Near-dated target-date funds and traditional balance funds were down for the year, but much less than the equity markets. They essentially have done their job. Target-date funds designed for investors planning to retire in 2015 or earlier shed about 4% on average. Conservative-allocation funds lost 4% on average, and moderate-allocation 6.3%.  

Are any active funds earning their keep?
Morningstar's vice president of research John Rekenthaler pointed out on Wednesday that fewer than half (in some categories much less than half) of actively managed equity funds have beaten passive benchmarks so far this year. Even if only 40% of actively managed U.S. stock funds have beaten relevant indexes, that means there are still more than 890 funds that are ahead of their bogies. Top U.S. actively managed equity funds include  Federated Strategic Value Dividend (SVAIX), which has been helped by a big weighting in the United Kingdom, including  GlaxoSmithKline (GSK);  American Century Equity Income (TWEIX), which tends to own a smidgeon of fixed income and convertibles and has a history of downside protection; and the concentrated and opinionated  AMG Yacktman (YACKX) and  AMG Yacktman Focused (YAFFX). Other U.S. stock funds holding up well include dividend- and quality-focused funds, such as  Invesco Diversified Dividend (LCEAX),  ClearBridge Dividend Strategy (SOPTX),  Vanguard Dividend Growth (VDIGX),  Columbia Dividend Income (LBSAX),  Neuberger Berman Equity Income (NBHIX),  Jensen Quality Growth (JENSX), and  BBH Core Select (BBTEX).

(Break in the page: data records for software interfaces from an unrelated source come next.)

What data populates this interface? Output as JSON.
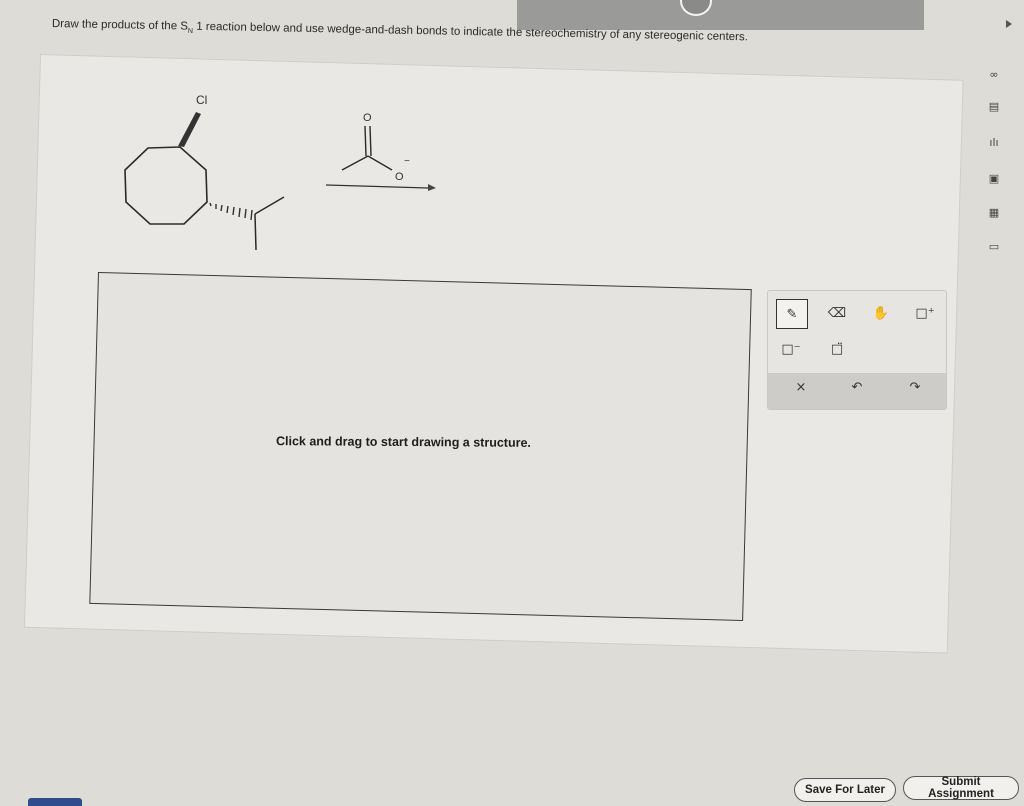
{
  "question": {
    "prefix": "Draw the products of the S",
    "subscript": "N",
    "suffix": "1 reaction below and use wedge-and-dash bonds to indicate the stereochemistry of any stereogenic centers."
  },
  "reaction": {
    "leaving_group_label": "Cl",
    "carbonyl_oxygen_label": "O",
    "anion_oxygen_label": "O",
    "anion_charge": "−"
  },
  "canvas": {
    "hint": "Click and drag to start drawing a structure."
  },
  "toolbar": {
    "tools": [
      {
        "name": "pencil-icon",
        "glyph": "✎",
        "selected": true
      },
      {
        "name": "eraser-icon",
        "glyph": "⌫",
        "selected": false
      },
      {
        "name": "hand-icon",
        "glyph": "✋",
        "selected": false
      },
      {
        "name": "add-positive-charge-icon",
        "glyph": "□⁺",
        "selected": false
      },
      {
        "name": "add-negative-charge-icon",
        "glyph": "□⁻",
        "selected": false
      },
      {
        "name": "lone-pair-icon",
        "glyph": "□̈",
        "selected": false
      }
    ],
    "actions": [
      {
        "name": "clear-icon",
        "glyph": "×"
      },
      {
        "name": "undo-icon",
        "glyph": "↶"
      },
      {
        "name": "redo-icon",
        "glyph": "↷"
      }
    ]
  },
  "sidebar_icons": [
    "infinity-icon",
    "document-icon",
    "chart-icon",
    "image-icon",
    "periodic-table-icon",
    "message-icon"
  ],
  "sidebar_glyphs": [
    "∞",
    "▤",
    "ılı",
    "▣",
    "▦",
    "▭"
  ],
  "footer": {
    "save_label": "Save For Later",
    "submit_label": "Submit Assignment"
  }
}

Non-U.S. active equity funds that have held their own include  Matthews Asian Growth & Income (MACSX) and  IVA International (IVIOX), which have both lost less than their peers and benchmark. A diet of dividend-paying stocks, convertible bonds, and preferred stocks helped the Matthews fund, while a large cash stake and slug of gold bullion have buoyed IVA.

My fund is not only losing, but it is underperforming its peers. Is it a good idea to revisit my decision to own it?
You certainly want to avoid making knee-jerk portfolio alterations in response to market movements. However, a veteran fund manager who long ran low-turnover portfolios once said that buy-and-hold is not an investment discipline, it's a behavior. The point is that buying and holding just for the sake of buying and holding is irrational. If the thesis behind buying a security or fund changes or breaks, it's perfectly rational to revisit the reasons for keeping it in a portfolio.

A sharp downturn can be such a catalyst for review. It's important to stay focused on the fundamentals rather than solely on performance, though. If the manager, process, fees, parent asset-management company, and long-term track record that attracted you to the fund in the first place remain intact, stay put. If something significant has changed in the investment team, approach, stewardship, costs, or portfolio, then you should ask if this fund still fits in your overall plan.

Admittedly, it can be difficult to discern a fund that is experiencing temporary turbulence from one that has slipped into an inexorable downward spiral. Among the important questions to ask: Is this fund behaving as expected in this environment? You may not want to ditch a growth fund for acting like growth fund in a market that's hostile to its style, for instance. Though it had lost nearly 12% this year through Jan. 20,  Primecap Odyssey Aggressive Growth (POAGX) is not a sell candidate because its primary attractive features remain unchanged. It has the same seasoned management team that has achieved superior long-term results here and elsewhere with a proven contrarian growth process. Fees are also low and fund-family integrity is high. You would regret giving up all that in a moment of fear and dread.

Dan Culloton has a position in the following securities mentioned above: POAGX, VDIGX. Find out about Morningstar’s editorial policies.